Weather Stations in All New Volvos?

The maintenance of Swedish winter roads is largely based on 780 automatic weather stations scattered across the country. Torbjörn Gustavsson and Jörgen Bogren, researchers at the Department of Earth Sciences, want to change this. As a result of their research, each new Volvo may soon be instrumented to measure weather and road conditions.

The annual cost of Swedish winter road maintenance is about SEK 2 billion. Since the early 1980s, the work has been based on the Swedish Transport Administration’s road weather information system VVis. The system consists of 780 measurement stations across the country that continuously collect information about the weather conditions. One disadvantage of the stations is that the information they provide gives a somewhat limited picture of the road conditions. The solution? Taking advantage of the cars that are actually driving on the roads.

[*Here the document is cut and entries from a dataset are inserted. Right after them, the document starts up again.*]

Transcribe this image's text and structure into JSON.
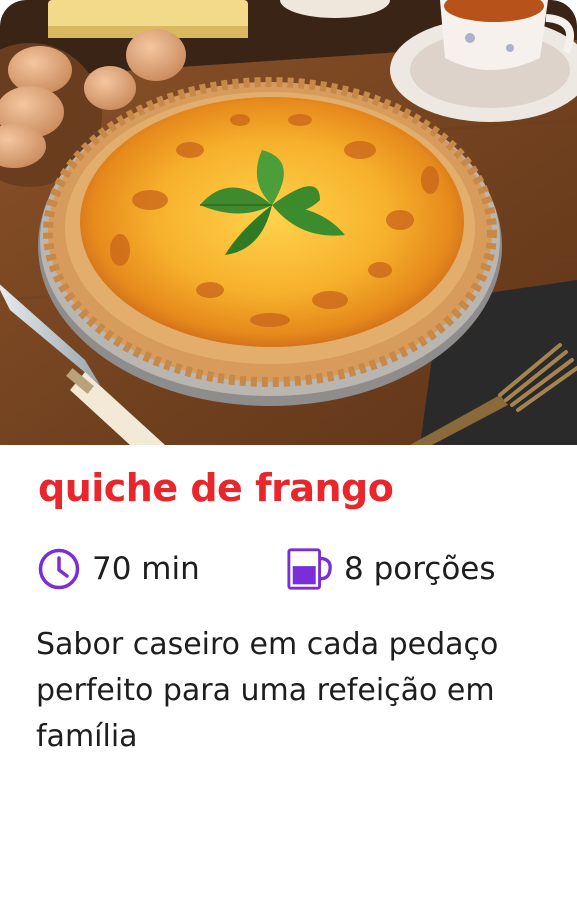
{
  "recipe": {
    "title": "quiche de frango",
    "time": "70 min",
    "servings": "8 porções",
    "description": "Sabor caseiro em cada pedaço perfeito para uma refeição em família"
  },
  "icons": {
    "time": "clock-icon",
    "servings": "mug-icon"
  },
  "colors": {
    "title": "#e8262b",
    "accent": "#7a2fd6",
    "text": "#1e1e1e"
  }
}
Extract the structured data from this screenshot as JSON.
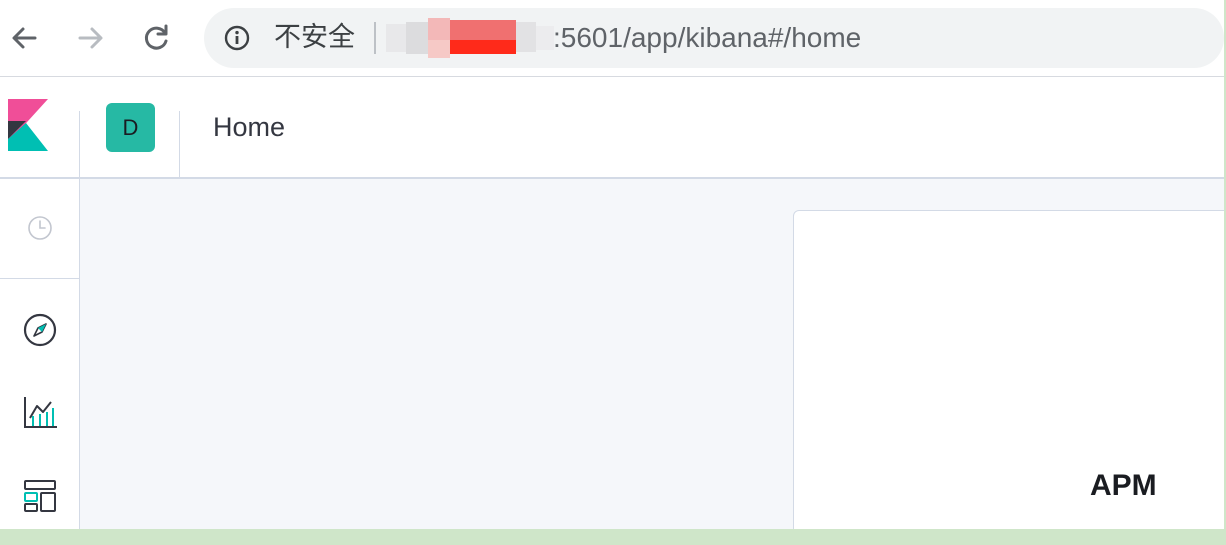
{
  "browser": {
    "back_icon": "arrow-left-icon",
    "forward_icon": "arrow-right-icon",
    "reload_icon": "reload-icon",
    "info_icon": "info-icon",
    "security_label": "不安全",
    "url_visible": ":5601/app/kibana#/home"
  },
  "header": {
    "space_initial": "D",
    "breadcrumb": "Home",
    "space_color": "#26b9a4"
  },
  "side_nav": {
    "items": [
      {
        "icon": "clock-icon"
      },
      {
        "icon": "compass-icon"
      },
      {
        "icon": "visualize-icon"
      },
      {
        "icon": "dashboard-icon"
      }
    ]
  },
  "main": {
    "card_title": "APM"
  },
  "colors": {
    "kibana_pink": "#f04e98",
    "kibana_teal": "#00bfb3",
    "kibana_dark": "#343741",
    "page_bg": "#f5f7fa",
    "bottom_strip": "#cfe6c9"
  }
}
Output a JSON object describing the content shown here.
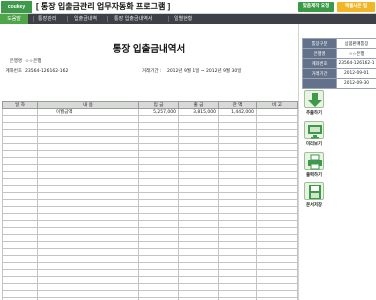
{
  "header": {
    "logo": "coukey",
    "title": "[ 통장 입출금관리 업무자동화 프로그램 ]",
    "request_button": "맞춤제작 요청",
    "license_button": "액셀시은 팁"
  },
  "tabs": [
    {
      "label": "도움말",
      "active": true
    },
    {
      "label": "통장관리",
      "active": false
    },
    {
      "label": "입출금내역",
      "active": false
    },
    {
      "label": "통장 입출금내역서",
      "active": false
    },
    {
      "label": "일별현황",
      "active": false
    }
  ],
  "document": {
    "title": "통장 입출금내역서",
    "bank_label": "은행명",
    "bank_value": "☆☆은행",
    "account_label": "계좌번호",
    "account_value": "23564-126162-162",
    "period_label": "거래기간 :",
    "period_value": "2012년 9월 1일 ~ 2012년 9월 30일"
  },
  "table": {
    "headers": [
      "일 자",
      "내 용",
      "입 금",
      "출 금",
      "잔 액",
      "비 고"
    ],
    "rows": [
      [
        "",
        "이월금액",
        "5,257,000",
        "3,815,000",
        "1,442,000",
        ""
      ]
    ],
    "empty_rows": 28
  },
  "summary": {
    "rows": [
      {
        "key": "통장구분",
        "value": "상품판매통장"
      },
      {
        "key": "은행명",
        "value": "☆☆은행"
      },
      {
        "key": "계좌번호",
        "value": "23564-126162-1"
      },
      {
        "key": "거래기간",
        "value": "2012-09-01"
      },
      {
        "key": "",
        "value": "2012-09-30"
      }
    ]
  },
  "side_buttons": [
    {
      "label": "추출하기",
      "icon": "extract-icon"
    },
    {
      "label": "미리보기",
      "icon": "preview-icon"
    },
    {
      "label": "출력하기",
      "icon": "print-icon"
    },
    {
      "label": "문서저장",
      "icon": "save-icon"
    }
  ],
  "colors": {
    "accent_green": "#4fa548",
    "tab_bar": "#3d4047",
    "header_request": "#3a9a45",
    "header_license": "#f0b627",
    "summary_key_bg": "#64718a"
  }
}
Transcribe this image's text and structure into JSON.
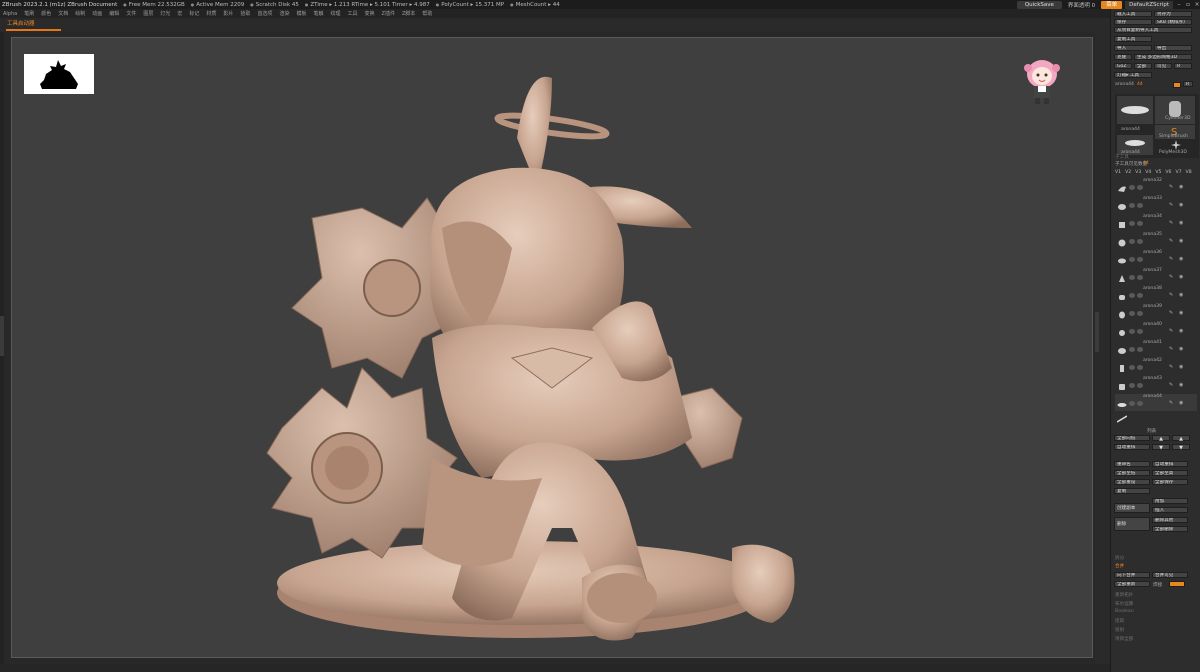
{
  "titlebar": {
    "title": "ZBrush 2023.2.1 (m1z)  ZBrush Document",
    "stats": [
      "Free Mem 22.532GB",
      "Active Mem 2209",
      "Scratch Disk 45",
      "ZTime ▸ 1.213 RTime ▸ 5.101 Timer ▸ 4.987",
      "PolyCount ▸ 15.371 MP",
      "MeshCount ▸ 44"
    ],
    "quicksave": "QuickSave",
    "transparency": "界面透明 0",
    "menu_button": "菜单",
    "default_script": "DefaultZScript"
  },
  "menubar": [
    "Alpha",
    "笔刷",
    "颜色",
    "文档",
    "绘制",
    "动画",
    "编辑",
    "文件",
    "图层",
    "灯光",
    "宏",
    "标记",
    "材质",
    "影片",
    "拾取",
    "首选项",
    "渲染",
    "模板",
    "笔触",
    "纹理",
    "工具",
    "变换",
    "Z插件",
    "Z脚本",
    "帮助"
  ],
  "active_tab": "工具启动器",
  "right_panel": {
    "buttons": {
      "load_tool": "载入工具",
      "save_as": "另存为",
      "save": "保存",
      "save_zbr": "SKB (精排序)",
      "project_copy": "从项目复制导入工具",
      "copy_tool": "复制工具",
      "import": "导入",
      "export": "导出",
      "clone": "克隆",
      "make_polymesh": "生成 多边形网格3D",
      "goz": "GoZ",
      "all": "全部",
      "visible": "可见",
      "r": "R",
      "lightbox": "灯箱▸ 工具"
    },
    "current_tool": "arona44",
    "current_tool_count": "44",
    "thumbs": [
      "arona44",
      "Cylinder3D",
      "SimpleBrush",
      "arona44",
      "PolyMesh3D"
    ],
    "subtool_header": "子工具",
    "subtool_count_label": "子工具可见数量",
    "subtool_count": "44",
    "versions": [
      "V1",
      "V2",
      "V3",
      "V4",
      "V5",
      "V6",
      "V7",
      "V8"
    ],
    "subtools": [
      "arona32",
      "arona33",
      "arona34",
      "arona35",
      "arona36",
      "arona37",
      "arona38",
      "arona39",
      "arona40",
      "arona41",
      "arona42",
      "arona43",
      "arona44"
    ],
    "list_label": "列表",
    "ops": {
      "all_low": "全部向低",
      "up": "▲",
      "down": "▼",
      "auto_reorder": "自动重排",
      "rename": "重命名",
      "auto_reorder2": "自动重排",
      "all_to_low": "全部至低",
      "all_to_high": "全部至高",
      "all_reset": "全部重设",
      "all_save": "全部保存",
      "copy": "复制",
      "append": "附加",
      "insert": "插入",
      "new_doc": "创建副本",
      "delete": "删除",
      "delete_other": "删除其他",
      "delete_all": "全部删除",
      "split": "拆分",
      "merge": "合并",
      "remesh_all": "全部重新",
      "merge_down": "向下合并",
      "create_pm": "合并可见",
      "weld": "焊接"
    },
    "misc_labels": [
      "拆分",
      "合并",
      "重新拓扑",
      "布尔运算",
      "Boolean",
      "提取",
      "投射",
      "项目全部"
    ]
  }
}
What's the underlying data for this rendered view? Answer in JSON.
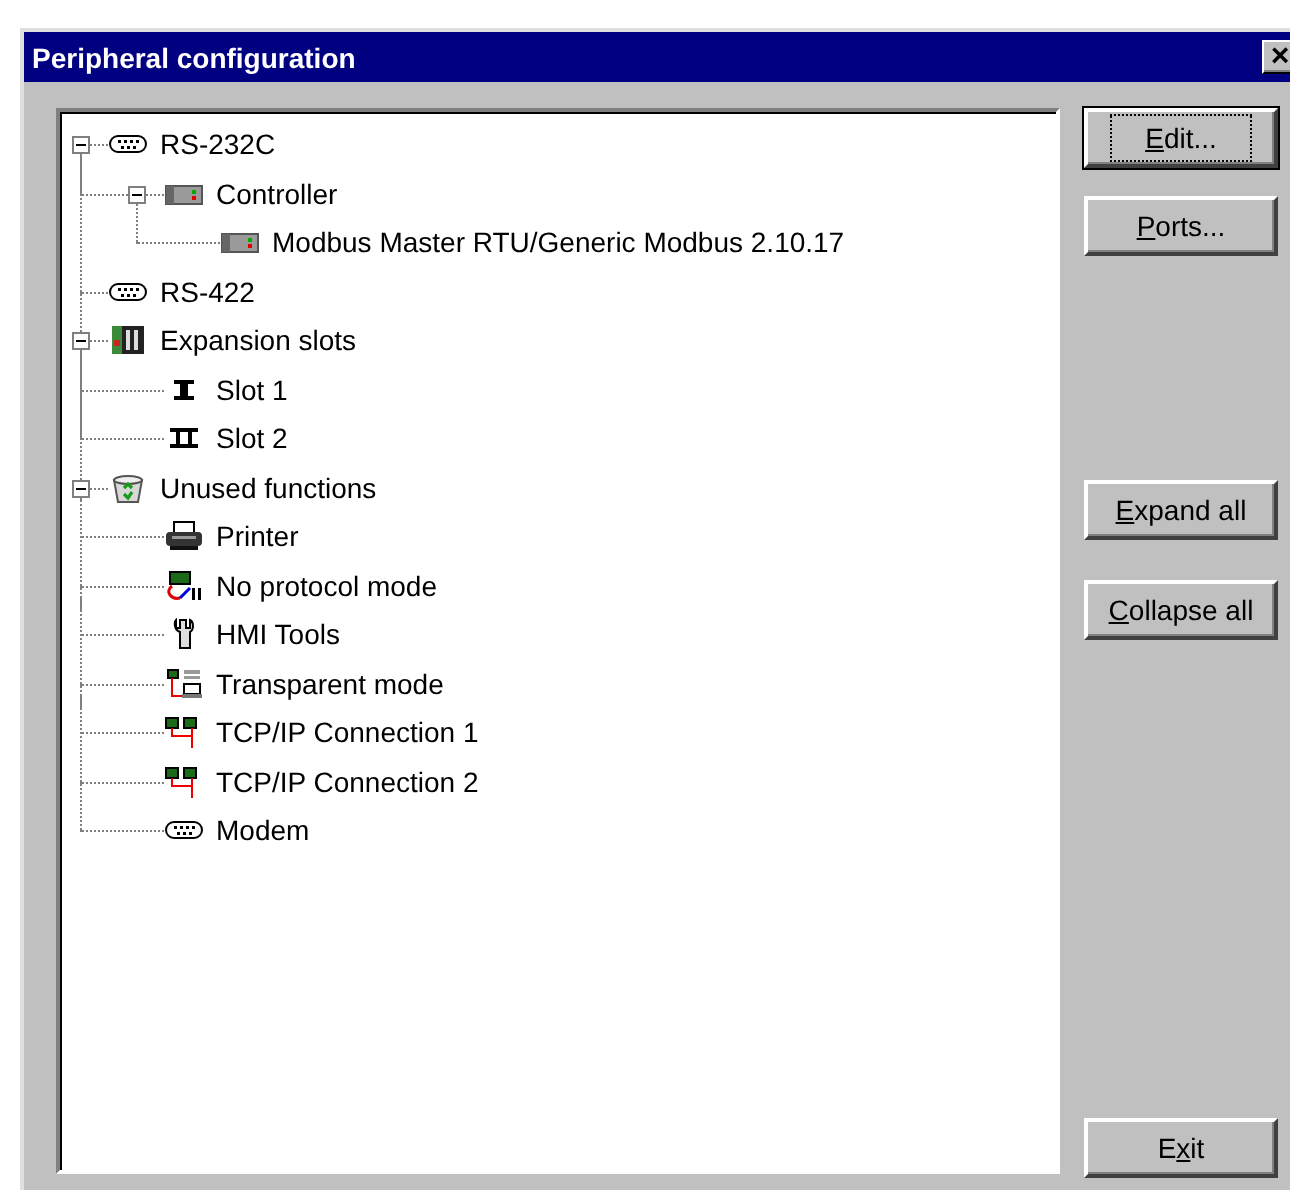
{
  "window": {
    "title": "Peripheral configuration",
    "close": "×"
  },
  "tree": [
    {
      "label": "RS-232C",
      "kind": "serial-port",
      "expanded": true,
      "children": [
        {
          "label": "Controller",
          "kind": "controller",
          "expanded": true,
          "children": [
            {
              "label": "Modbus Master RTU/Generic Modbus 2.10.17",
              "kind": "controller"
            }
          ]
        }
      ]
    },
    {
      "label": "RS-422",
      "kind": "serial-port"
    },
    {
      "label": "Expansion slots",
      "kind": "slots",
      "expanded": true,
      "children": [
        {
          "label": "Slot 1",
          "kind": "slot-1"
        },
        {
          "label": "Slot 2",
          "kind": "slot-2"
        }
      ]
    },
    {
      "label": "Unused functions",
      "kind": "recycle-bin",
      "expanded": true,
      "children": [
        {
          "label": "Printer",
          "kind": "printer"
        },
        {
          "label": "No protocol mode",
          "kind": "no-protocol"
        },
        {
          "label": "HMI Tools",
          "kind": "tool"
        },
        {
          "label": "Transparent mode",
          "kind": "transparent"
        },
        {
          "label": "TCP/IP Connection 1",
          "kind": "network"
        },
        {
          "label": "TCP/IP Connection 2",
          "kind": "network"
        },
        {
          "label": "Modem",
          "kind": "serial-port"
        }
      ]
    }
  ],
  "buttons": {
    "top": [
      {
        "key": "E",
        "after": "dit...",
        "focused": true
      },
      {
        "key": "P",
        "after": "orts...",
        "focused": false
      }
    ],
    "middle": [
      {
        "key": "E",
        "after": "xpand all",
        "focused": false
      },
      {
        "key": "C",
        "after": "ollapse all",
        "focused": false
      }
    ],
    "bottom": [
      {
        "before": "E",
        "key": "x",
        "after": "it",
        "focused": false
      }
    ]
  }
}
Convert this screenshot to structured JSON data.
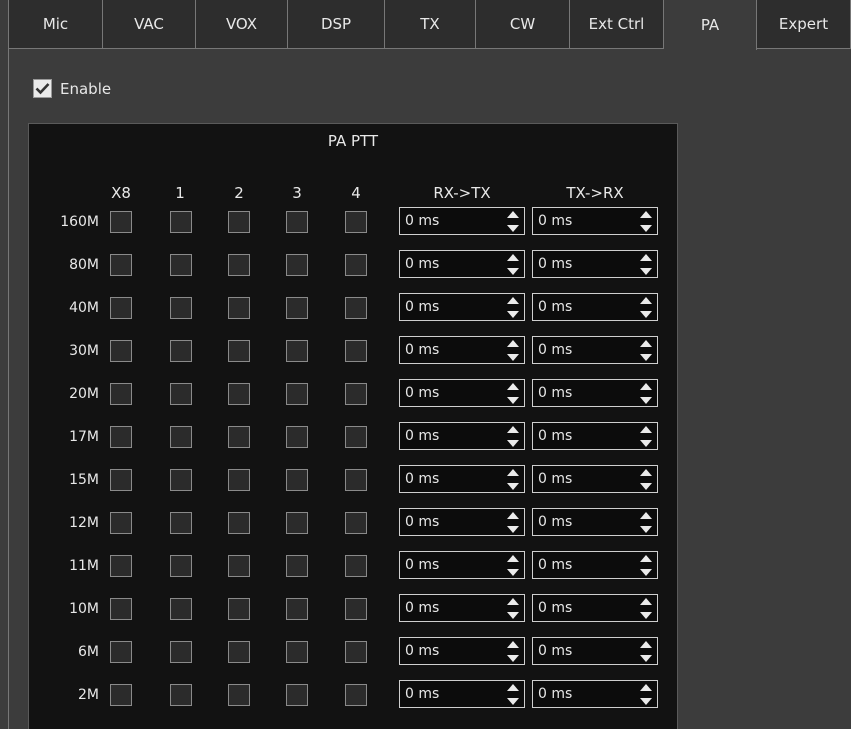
{
  "tabs": [
    {
      "label": "Mic"
    },
    {
      "label": "VAC"
    },
    {
      "label": "VOX"
    },
    {
      "label": "DSP"
    },
    {
      "label": "TX"
    },
    {
      "label": "CW"
    },
    {
      "label": "Ext Ctrl"
    },
    {
      "label": "PA",
      "active": true
    },
    {
      "label": "Expert"
    }
  ],
  "enable": {
    "label": "Enable",
    "checked": true
  },
  "group": {
    "title": "PA PTT",
    "columns": [
      "X8",
      "1",
      "2",
      "3",
      "4"
    ],
    "rx_tx_label": "RX->TX",
    "tx_rx_label": "TX->RX",
    "rows": [
      {
        "band": "160M",
        "rx_tx": "0 ms",
        "tx_rx": "0 ms"
      },
      {
        "band": "80M",
        "rx_tx": "0 ms",
        "tx_rx": "0 ms"
      },
      {
        "band": "40M",
        "rx_tx": "0 ms",
        "tx_rx": "0 ms"
      },
      {
        "band": "30M",
        "rx_tx": "0 ms",
        "tx_rx": "0 ms"
      },
      {
        "band": "20M",
        "rx_tx": "0 ms",
        "tx_rx": "0 ms"
      },
      {
        "band": "17M",
        "rx_tx": "0 ms",
        "tx_rx": "0 ms"
      },
      {
        "band": "15M",
        "rx_tx": "0 ms",
        "tx_rx": "0 ms"
      },
      {
        "band": "12M",
        "rx_tx": "0 ms",
        "tx_rx": "0 ms"
      },
      {
        "band": "11M",
        "rx_tx": "0 ms",
        "tx_rx": "0 ms"
      },
      {
        "band": "10M",
        "rx_tx": "0 ms",
        "tx_rx": "0 ms"
      },
      {
        "band": "6M",
        "rx_tx": "0 ms",
        "tx_rx": "0 ms"
      },
      {
        "band": "2M",
        "rx_tx": "0 ms",
        "tx_rx": "0 ms"
      }
    ]
  },
  "colors": {
    "background": "#3c3c3c",
    "group_bg": "#121212",
    "tab_bg": "#2d2d2d"
  }
}
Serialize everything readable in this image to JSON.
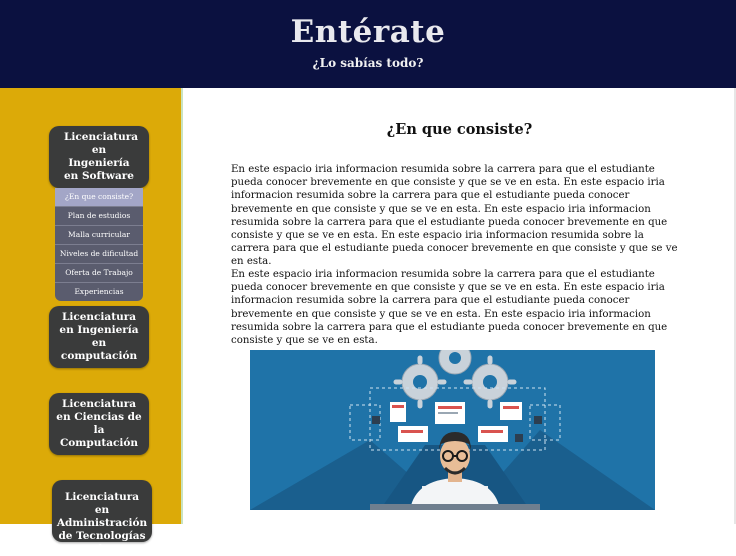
{
  "header": {
    "title": "Entérate",
    "subtitle": "¿Lo sabías todo?"
  },
  "sidebar": {
    "cards": [
      {
        "label": "Licenciatura en Ingeniería en Software"
      },
      {
        "label": "Licenciatura en Ingeniería en computación"
      },
      {
        "label": "Licenciatura en Ciencias de la Computación"
      },
      {
        "label": "Licenciatura en Administración de Tecnologías de"
      }
    ],
    "submenu": [
      {
        "label": "¿En que consiste?",
        "active": true
      },
      {
        "label": "Plan de estudios",
        "active": false
      },
      {
        "label": "Malla curricular",
        "active": false
      },
      {
        "label": "Niveles de dificultad",
        "active": false
      },
      {
        "label": "Oferta de Trabajo",
        "active": false
      },
      {
        "label": "Experiencias",
        "active": false
      }
    ]
  },
  "main": {
    "heading": "¿En que consiste?",
    "paragraphs": [
      "En este espacio iria informacion resumida sobre la carrera para que el estudiante pueda conocer brevemente en que consiste y que se ve en esta. En este espacio iria informacion resumida sobre la carrera para que el estudiante pueda conocer brevemente en que consiste y que se ve en esta. En este espacio iria informacion resumida sobre la carrera para que el estudiante pueda conocer brevemente en que consiste y que se ve en esta. En este espacio iria informacion resumida sobre la carrera para que el estudiante pueda conocer brevemente en que consiste y que se ve en esta.",
      "En este espacio iria informacion resumida sobre la carrera para que el estudiante pueda conocer brevemente en que consiste y que se ve en esta. En este espacio iria informacion resumida sobre la carrera para que el estudiante pueda conocer brevemente en que consiste y que se ve en esta. En este espacio iria informacion resumida sobre la carrera para que el estudiante pueda conocer brevemente en que consiste y que se ve en esta."
    ],
    "illustration_icon": "developer-gears-illustration"
  },
  "colors": {
    "header_bg": "#0b1140",
    "sidebar_bg": "#dcaa08",
    "card_bg": "#3a3b3b",
    "submenu_bg": "#5a5c6e",
    "submenu_active": "#a3a6c7",
    "illustration_bg": "#1f73a8"
  }
}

‘By collecting information from vehicles on the roads, we would get a much better real-time understanding of what it’s like out there,’ says Gustavsson.

A modern car monitors a number of parameters in its surroundings, such as temperature and precipitation. This is the type of data that Gustavsson and Bogren want to collect and merge with the information from VVis. This would have obvious benefits for the maintenance of winter roads.
‘Better planning would save money, and better information would help prevent many accidents and keep cars from getting stuck in snow,’ says Gustavsson.

The road status information project (RSI) is a collaboration including the University of Gothenburg and Volvo Cars AB. Both Gustavsson and Bogren have been involved in similar studies in the past, with the common denominator that their work has yielded new knowledge about combining data from mobile vehicles with other, stationary, data. Previously, however, those in charge of road maintenance have not actually used the information generated; instead, the projects have focused on developing the technology as such. The purpose of RSI is to develop the technology further and apply it more in practice.
‘Today’s technology makes it easier to handle large amounts of data, so the time has definitely come to bring this type of technology to this level,’ says Bogren.

The operative phase of the RSI project will start this winter, and the long-term goal is for all new Volvos to contribute important information to winter road maintenance workers across the country.


The RSI project is a collaboration between the Swedish Transport Administration, the Norwegian Public Roads Administration, Klimator AB, Volvo VCC, Road-IT AB, the University of Gothenburg and Vianova. Previous projects within the same area include BiFi, an initiative that focused on the bearing capacity of roads where rural postal vehicles were instrumented to measure frost in the ground.

Different types of vehicle fleets will be used to collect data within a test area. The project will yield information about how many vehicles are needed to cover a certain region and how sufficient coverage of the road system can be achieved. The resulting information will help establish a national system.